At the IBP, the team has many reasons to be thrilled with the experience as part of this powerful triangle. It provides the IBP with real life scenarios and user cases that test the limits of the BMS, and valuable feedback and direction as the team strives for improved functionality and constant innovation. Collaborations within initiatives like G2F are crucial pilots as the IBP grows its development community, where greater reach and impact can be achieved through partner networks. For the IBP team, it is a great satisfaction to troubleshoot real issues and make real improvements to BMS functionality for users.
Rebecca Berrigan at Leafnode, the IBP’s longstanding partner in development, has spearheaded this effort with ISU and iPlant for the IBP and believes the relationship has already brought about some major positive impacts: “The BMS was originally envisaged to be a single computer application, but has now grown to be a multi-user, web-driven system, capable of data sharing and API integration. The BMS will naturally deploy onto any Web Server, but the installation of the BMS on iPlant’s CI allows us to run on high-powered systems, integrating with large data stores. It also stretches the BMS into the world of high-throughput phenotyping and image processing. We are keen to see the BMS fully utilise all its capabilities in data storage, retrieval and multi-system integration – and the chance to contribute to high quality research at the same time is exciting.”
Although the BMS will continue to be available as a stand-alone application, with the next version (v4.0) it will also be possible to deploy the BMS as a true web application on a local intranet or through a cloud service provider. A number of other important new features are being incorporated in view of this next release, among which:
Jack Gardiner, a data curator for the Lawrence Lab, is new to using the BMS, but he is happy working with the solution chosen to support G2F. “It looks like the IBP has anticipated a lot of our needs as a group in terms of what traits we want to enter into the BMS and what other kinds of metadata we want to record. So I would say overall my experience has been good, he says. “Within a couple hours of poking around I figured out where almost everything was, so I think that’s pretty good for something as detailed as the BMS. I haven’t seen solutions as comprehensive as this one.”
“This is a true collaboration where everybody gets a win,” concludes Carolyn. “My own group wanted to be able to give our stakeholders in Genomes to Fields a place to put their data and share it; people working at IBP want an example of people that are using their BMS solution so they can show others how to use it; and people at iPlant need something of this ilk to be able to demonstrate that the cyber-infrastructure that they’ve developed is useful to scientists. So we all need each other.”
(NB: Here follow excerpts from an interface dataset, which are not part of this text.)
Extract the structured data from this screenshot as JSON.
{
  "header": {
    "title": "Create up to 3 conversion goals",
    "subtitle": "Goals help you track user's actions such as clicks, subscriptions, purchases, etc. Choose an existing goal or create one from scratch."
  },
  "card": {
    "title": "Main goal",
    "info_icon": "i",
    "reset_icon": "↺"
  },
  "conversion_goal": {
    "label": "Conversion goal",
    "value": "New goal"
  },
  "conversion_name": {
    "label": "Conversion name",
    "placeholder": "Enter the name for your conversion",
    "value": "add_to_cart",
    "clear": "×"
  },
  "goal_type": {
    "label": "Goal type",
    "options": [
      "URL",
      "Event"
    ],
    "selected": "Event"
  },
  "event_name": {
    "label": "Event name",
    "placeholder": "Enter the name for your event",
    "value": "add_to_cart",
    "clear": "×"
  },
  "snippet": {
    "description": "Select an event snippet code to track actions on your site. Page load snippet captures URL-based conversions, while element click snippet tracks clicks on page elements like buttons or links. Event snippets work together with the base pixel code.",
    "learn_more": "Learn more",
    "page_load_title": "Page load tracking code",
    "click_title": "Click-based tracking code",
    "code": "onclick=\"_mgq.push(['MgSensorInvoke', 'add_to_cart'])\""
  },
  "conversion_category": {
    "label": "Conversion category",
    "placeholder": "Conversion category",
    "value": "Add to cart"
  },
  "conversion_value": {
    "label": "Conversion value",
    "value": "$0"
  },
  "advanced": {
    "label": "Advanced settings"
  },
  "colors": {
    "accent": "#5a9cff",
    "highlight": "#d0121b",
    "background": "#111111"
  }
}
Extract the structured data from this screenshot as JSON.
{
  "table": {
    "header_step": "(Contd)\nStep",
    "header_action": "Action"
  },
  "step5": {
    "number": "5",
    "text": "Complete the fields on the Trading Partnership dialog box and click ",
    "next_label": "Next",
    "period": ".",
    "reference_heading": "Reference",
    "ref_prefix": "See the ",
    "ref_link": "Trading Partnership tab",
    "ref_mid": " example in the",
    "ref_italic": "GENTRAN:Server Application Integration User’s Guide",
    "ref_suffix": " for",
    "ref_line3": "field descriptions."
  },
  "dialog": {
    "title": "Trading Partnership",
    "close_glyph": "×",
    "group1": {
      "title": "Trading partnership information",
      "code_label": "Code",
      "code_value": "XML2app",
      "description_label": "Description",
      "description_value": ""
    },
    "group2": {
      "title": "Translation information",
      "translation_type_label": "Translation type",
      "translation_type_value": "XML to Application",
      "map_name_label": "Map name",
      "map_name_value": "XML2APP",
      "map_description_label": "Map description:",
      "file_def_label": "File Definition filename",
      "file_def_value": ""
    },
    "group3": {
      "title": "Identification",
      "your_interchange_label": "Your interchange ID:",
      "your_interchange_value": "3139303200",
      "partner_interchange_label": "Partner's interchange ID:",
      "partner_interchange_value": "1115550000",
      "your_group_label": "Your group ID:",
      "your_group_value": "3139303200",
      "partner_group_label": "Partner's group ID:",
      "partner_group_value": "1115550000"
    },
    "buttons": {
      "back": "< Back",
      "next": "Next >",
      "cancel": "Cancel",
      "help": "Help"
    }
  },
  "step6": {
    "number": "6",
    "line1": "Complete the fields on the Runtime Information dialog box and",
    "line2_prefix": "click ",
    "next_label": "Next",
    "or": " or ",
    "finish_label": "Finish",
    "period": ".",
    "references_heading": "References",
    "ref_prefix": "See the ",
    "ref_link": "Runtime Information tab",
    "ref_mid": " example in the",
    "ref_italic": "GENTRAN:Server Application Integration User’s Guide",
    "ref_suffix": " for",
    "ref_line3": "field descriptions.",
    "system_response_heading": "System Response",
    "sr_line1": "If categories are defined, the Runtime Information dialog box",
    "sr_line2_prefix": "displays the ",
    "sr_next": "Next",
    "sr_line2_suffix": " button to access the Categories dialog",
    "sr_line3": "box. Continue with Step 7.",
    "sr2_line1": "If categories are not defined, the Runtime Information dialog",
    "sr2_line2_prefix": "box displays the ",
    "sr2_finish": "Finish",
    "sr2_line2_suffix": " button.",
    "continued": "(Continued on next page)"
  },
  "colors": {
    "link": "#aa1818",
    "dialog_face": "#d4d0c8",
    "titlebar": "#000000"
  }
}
“Together we will do great things,” agrees Jeremy DeBarry, a Scientific Analyst at iPlant. “Integrating genomics and environmental science to understand crop biology will directly benefit humanity's ability to feed itself. This is the 'sweet spot' where the cyber-infrastructure is being used to facilitate research that will benefit mankind.”